Work order:
Return only the number of lines in the entries below that hold the word "微信红包".

Items from a data source:
+++++

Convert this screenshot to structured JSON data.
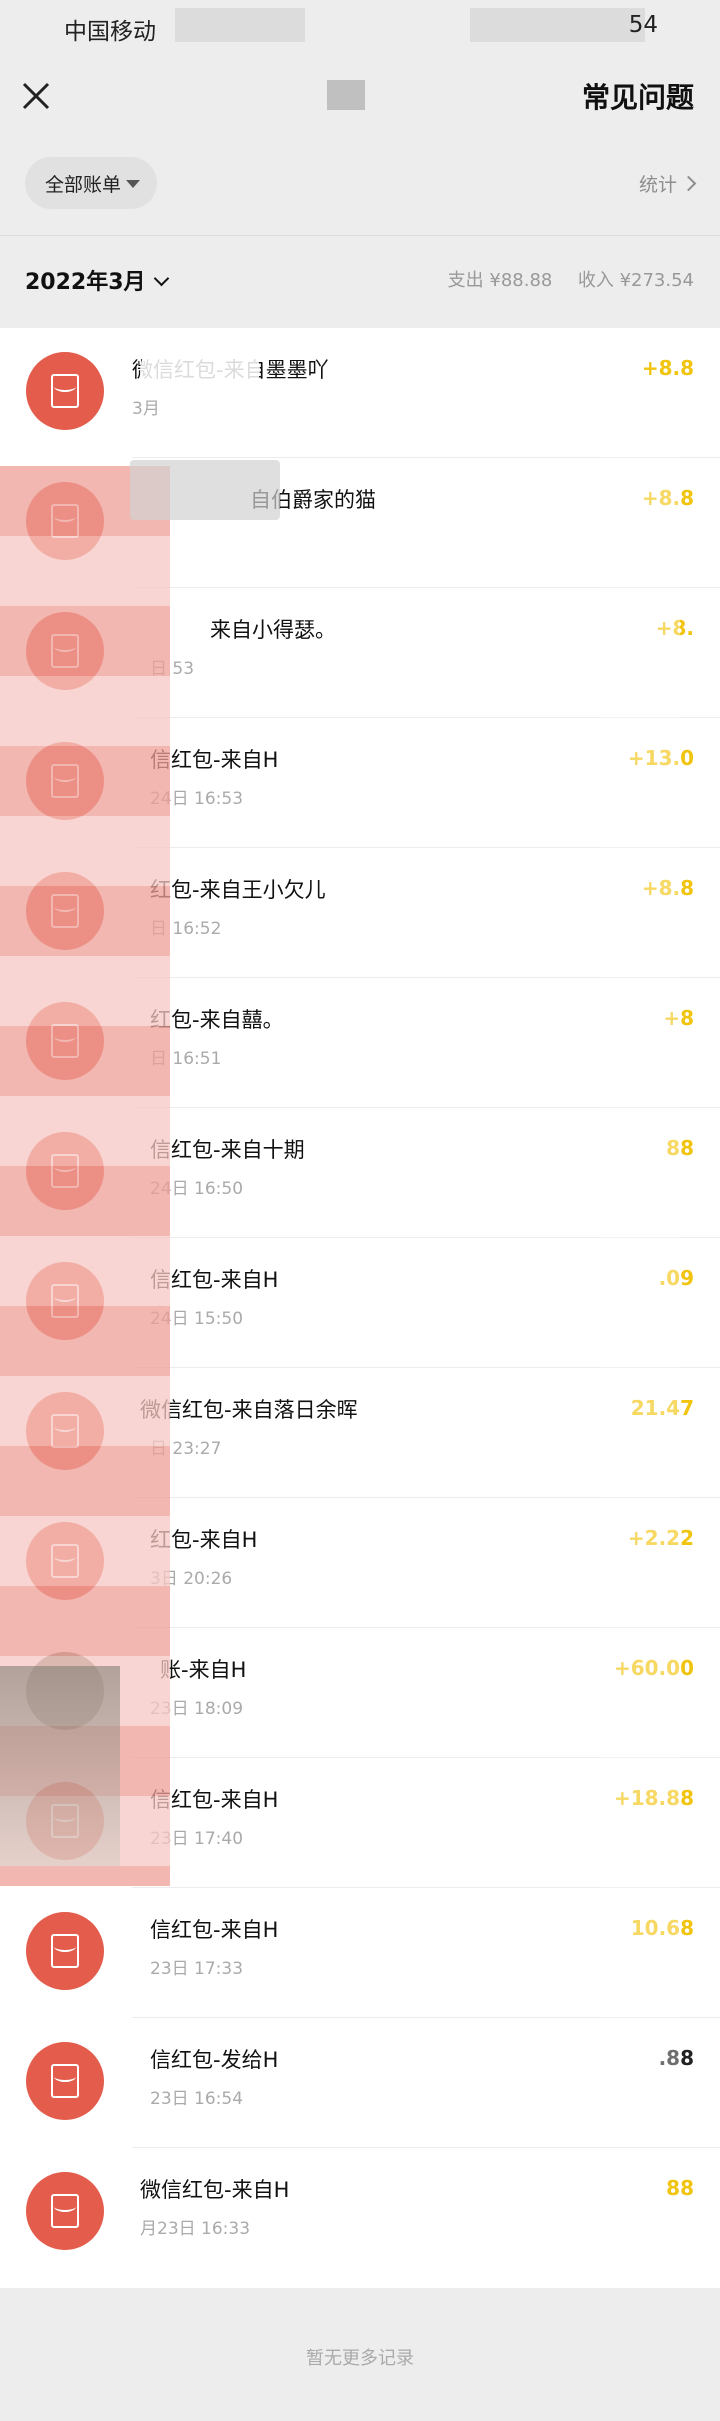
{
  "status": {
    "carrier": "中国移动",
    "time": "54"
  },
  "nav": {
    "title": "",
    "faq_label": "常见问题"
  },
  "filter": {
    "label": "全部账单",
    "stats_label": "统计"
  },
  "month": {
    "label": "2022年3月",
    "expense_label": "支出",
    "expense_value": "¥88.88",
    "income_label": "收入",
    "income_value": "¥273.54"
  },
  "transactions": [
    {
      "title": "微信红包-来自墨墨吖",
      "time": "3月",
      "amount": "+8.8"
    },
    {
      "title": "自伯爵家的猫",
      "time": "",
      "amount": "+8.8"
    },
    {
      "title": "来自小得瑟。",
      "time": "日 53",
      "amount": "+8."
    },
    {
      "title": "信红包-来自H",
      "time": "24日 16:53",
      "amount": "+13.0"
    },
    {
      "title": "红包-来自王小欠儿",
      "time": "日 16:52",
      "amount": "+8.8"
    },
    {
      "title": "红包-来自囍。",
      "time": "日 16:51",
      "amount": "+8"
    },
    {
      "title": "信红包-来自十期",
      "time": "24日 16:50",
      "amount": "88"
    },
    {
      "title": "信红包-来自H",
      "time": "24日 15:50",
      "amount": ".09"
    },
    {
      "title": "微信红包-来自落日余晖",
      "time": "日 23:27",
      "amount": "21.47"
    },
    {
      "title": "红包-来自H",
      "time": "3日 20:26",
      "amount": "+2.22"
    },
    {
      "title": "账-来自H",
      "time": "23日 18:09",
      "amount": "+60.00"
    },
    {
      "title": "信红包-来自H",
      "time": "23日 17:40",
      "amount": "+18.88"
    },
    {
      "title": "信红包-来自H",
      "time": "23日 17:33",
      "amount": "10.68"
    },
    {
      "title": "信红包-发给H",
      "time": "23日 16:54",
      "amount": ".88"
    },
    {
      "title": "微信红包-来自H",
      "time": "月23日 16:33",
      "amount": "88"
    }
  ],
  "footer": {
    "message": "暂无更多记录"
  },
  "colors": {
    "income_amount": "#f1c40f",
    "envelope_red": "#e35c4c",
    "background": "#ededed"
  }
}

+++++

Your response:
3